Overall, the mHealth Summit was heavier on entrepreneurship and investment opportunities and lighter on science. I attended several contributed paper sessions that were hit and miss. Honestly, I don’t know that many librarians would find this type of summit useful to their everyday practice, as it was geared more towards bringing together business and industry. However, for those interested in trends in mobile health technologies and its application to public health and health care, or those who have a really cool app or website in need of a wealthy investor, the mHealth Summit is definitely your scene.

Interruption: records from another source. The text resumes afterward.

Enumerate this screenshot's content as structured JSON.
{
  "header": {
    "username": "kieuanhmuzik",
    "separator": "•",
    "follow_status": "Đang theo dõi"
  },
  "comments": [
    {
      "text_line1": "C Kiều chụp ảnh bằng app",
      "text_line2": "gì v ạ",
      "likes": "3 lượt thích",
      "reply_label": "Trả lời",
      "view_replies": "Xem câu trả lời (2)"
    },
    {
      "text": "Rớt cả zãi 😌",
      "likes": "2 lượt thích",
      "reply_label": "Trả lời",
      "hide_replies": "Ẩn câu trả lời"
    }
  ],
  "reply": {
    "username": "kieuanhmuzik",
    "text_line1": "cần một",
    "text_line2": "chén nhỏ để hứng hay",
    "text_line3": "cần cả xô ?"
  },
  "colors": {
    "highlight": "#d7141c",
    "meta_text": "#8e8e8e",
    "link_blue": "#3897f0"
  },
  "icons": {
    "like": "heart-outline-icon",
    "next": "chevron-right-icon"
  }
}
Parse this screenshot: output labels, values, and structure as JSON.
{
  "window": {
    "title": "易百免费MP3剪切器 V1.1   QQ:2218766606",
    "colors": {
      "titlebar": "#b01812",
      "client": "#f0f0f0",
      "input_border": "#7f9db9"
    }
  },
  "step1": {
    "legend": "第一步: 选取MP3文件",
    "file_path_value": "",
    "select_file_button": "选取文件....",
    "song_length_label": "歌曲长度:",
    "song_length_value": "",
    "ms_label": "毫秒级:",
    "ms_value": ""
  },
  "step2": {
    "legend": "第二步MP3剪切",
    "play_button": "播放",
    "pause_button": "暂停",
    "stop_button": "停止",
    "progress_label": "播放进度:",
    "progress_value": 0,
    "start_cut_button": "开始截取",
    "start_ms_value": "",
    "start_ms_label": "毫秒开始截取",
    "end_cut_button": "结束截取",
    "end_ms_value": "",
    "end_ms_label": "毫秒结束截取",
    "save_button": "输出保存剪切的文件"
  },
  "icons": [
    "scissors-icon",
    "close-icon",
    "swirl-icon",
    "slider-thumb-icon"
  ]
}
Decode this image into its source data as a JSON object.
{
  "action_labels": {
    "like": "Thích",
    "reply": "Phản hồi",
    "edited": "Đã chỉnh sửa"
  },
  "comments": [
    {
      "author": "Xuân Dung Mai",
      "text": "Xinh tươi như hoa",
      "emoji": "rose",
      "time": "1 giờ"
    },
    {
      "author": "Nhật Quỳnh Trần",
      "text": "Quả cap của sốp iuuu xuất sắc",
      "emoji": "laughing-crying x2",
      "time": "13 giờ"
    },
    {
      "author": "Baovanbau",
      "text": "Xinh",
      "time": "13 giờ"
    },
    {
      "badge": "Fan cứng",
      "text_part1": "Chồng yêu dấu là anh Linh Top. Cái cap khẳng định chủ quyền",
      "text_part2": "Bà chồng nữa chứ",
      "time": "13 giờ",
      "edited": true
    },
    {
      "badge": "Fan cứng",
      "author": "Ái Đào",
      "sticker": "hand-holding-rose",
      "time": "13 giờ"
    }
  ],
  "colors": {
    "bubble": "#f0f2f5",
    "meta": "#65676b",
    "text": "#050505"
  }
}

Wednesday, September 4th, 2013
Healthcare.gov reminds us that there are now 27 days left until open enrollment in the Health Insurance Marketplace. Updates to the NN/LM SCR Affordable Care Act (ACA) Resources page have been made recently to reflect updated information now available.
A link is provided to a list of recipients of the Navigator grants for Federally-facilitated and State Partnership Marketplaces.
Check this page frequently to stay informed on more updates as we get closer to October 1st.
Monday, September 2nd, 2013
This September marks the 10-year-anniversary of National Preparedness Month (NPM)! Since its inception in 2004, The Federal Emergency Management Agency (FEMA) has partnered with other government organizations (such as the Centers for Disease Control and Prevention) in an effort to encourage communities and individuals to be prepared for the worst in emergency situations.
As one part of FEMA’s NPM initiative, the National Preparedness Community website offers a multitude of resources for users and community members. Included on the website is a tool-kit with marketing information and a comprehensive list of NPM videos, PDFs, and webpages. In addition, users can use the National Preparedness Community website to find NPM events happening in their area or register for free with the community and access additional resources, such as discussion forums and region-specific activity.
In addition to the National Preparedness Community website, the American Public Health Association (APHA) will be celebrating Get Ready Day on September 17th as part of NPM. The Get Ready website contains many fun and education resources for a variety of users and communities. These resources include factsheets, videos, podcasts, and other disaster preparedness-themed media for marketing use.
Additional information on National Preparedness Month can be found on these websites:
Centers for Disease Control and Prevention – Be Ready! : http://www.cdc.gov/features/BeReady/index.html
National Library of Medicine Disaster Information Management and Resource Center homepage : http://sis.nlm.nih.gov/dimrc.html
APHA Get Ready : http://www.getreadyforflu.org/newsite.htm
Ready.gov (from FEMA) : http://www.ready.gov//www.getreadyforflu.org/newsite.htm